That the Illini are starting a true freshman at middle linebacker probably tells you most of what you need to know about the 2012 Illini defense. That linebacker, however, happens to be one time OSU flirtation Mason Monheim. The Orville, Ohio product was recruited but never committably offered by Luke Fickell and Mike Vrabel and though Fickell got him to delay his commitment to the Illini, the Buckeyes elected to go with Josh Perry and David Perkins in lieu there of. Monehim, a 3-star, had an absurd 191 tackles his junior year (which, grain of salt given how certain staffs credit these things), and could be a James Laurinaitis type yet. That he's having to try this early in his collegiate career, however, isn't the best thing you can say about former Cincinnati defensive coordinator Tim Banks' defense.
Illinois best LB is probably junior weakside linbacker Jonathan Brown. Brown leads the Illini in tackles with 55 and also has 2.5 sacks on the year. The lone remaining starter, Ashante Williams, plays more of a hybrid star position and would be a safety in most other defenses. The Illini will be in 4-2-5-type formations most of the afternoon (with some nickel variations), which follows the same scheme Koennig liked to run when the defense was under his control.
Essentially the antithesis of Ohio State, the Illini's secondary is the strongest part of their defense. With three returning starters, it's not entirely hard to understand why. Seniors Terry Hawthorne and Justin Green start at the cornerback slots. The safeties are senior Supo Sanni and junior Steve Hull (STEVE HULL!). Hull leads the team with two interceptions. Though Braxton Miller will probably force the Illini defense out of their comfort zone, if they try to cheat and he tries to go up top over them, they might have the athletes to make the end result interesting.
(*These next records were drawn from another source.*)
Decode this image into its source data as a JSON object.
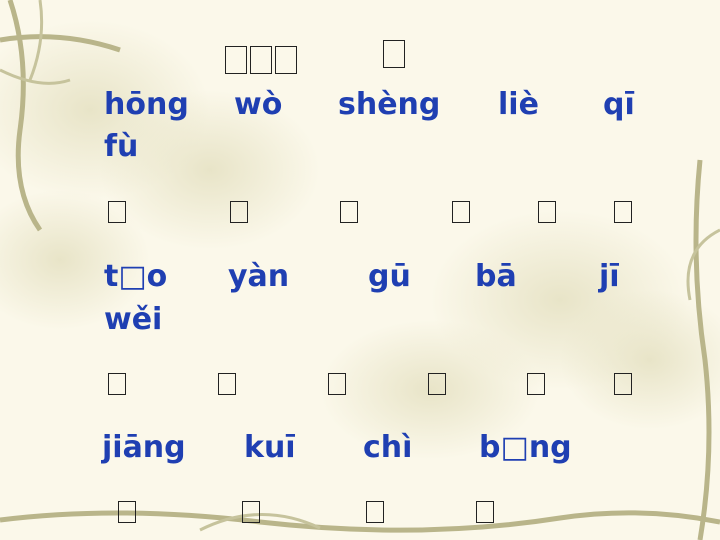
{
  "title_boxes": [
    "□",
    "□",
    "□",
    "□"
  ],
  "rows": [
    {
      "words": [
        "hōng",
        "wò",
        "shèng",
        "liè",
        "qī",
        "fù"
      ]
    },
    {
      "words": [
        "t□o",
        "yàn",
        "gū",
        "bā",
        "jī",
        "wěi"
      ]
    },
    {
      "words": [
        "jiāng",
        "kuī",
        "chì",
        "b□ng"
      ]
    }
  ],
  "answer_boxes": [
    [
      "□",
      "□",
      "□",
      "□",
      "□",
      "□"
    ],
    [
      "□",
      "□",
      "□",
      "□",
      "□",
      "□"
    ],
    [
      "□",
      "□",
      "□",
      "□"
    ]
  ]
}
Finally, the special teams are well coached and though field goals have been a hit-or-miss proposition between both Taylor Zalewski and Nick Immekus, Justin DuVernois has been the Big Ten's best and most consistent punter. The sheer volume of practice he's gotten probably hasn't hurt his cause.
There isn't a single area on paper other than secondary and the punt team that Ohio State should be bested at on Saturday. Of course, that hasn't stopped them in the past from finding ways to make things way more interesting than they otherwise should be. If the Buckeyes have one of their trademark slow starts and especially if Illinois finds a way to settle into a rare offensive comfort zone early, should the Buckeyes begin to play tense, it's not out of the question that we see a closer than it should be affair. If Ohio State comes out loose and plays to their full potential on both sides of the ball, a blood bath, though unlikely, is within the realm of possibilities.
Holy Diver. Ohio State 35 - Illinois 14. The Buckeyes don't get the vaunted 24 (and now 27 at some books) cover, but they do get a comfortable win to feel good about with Madison just on the horizon.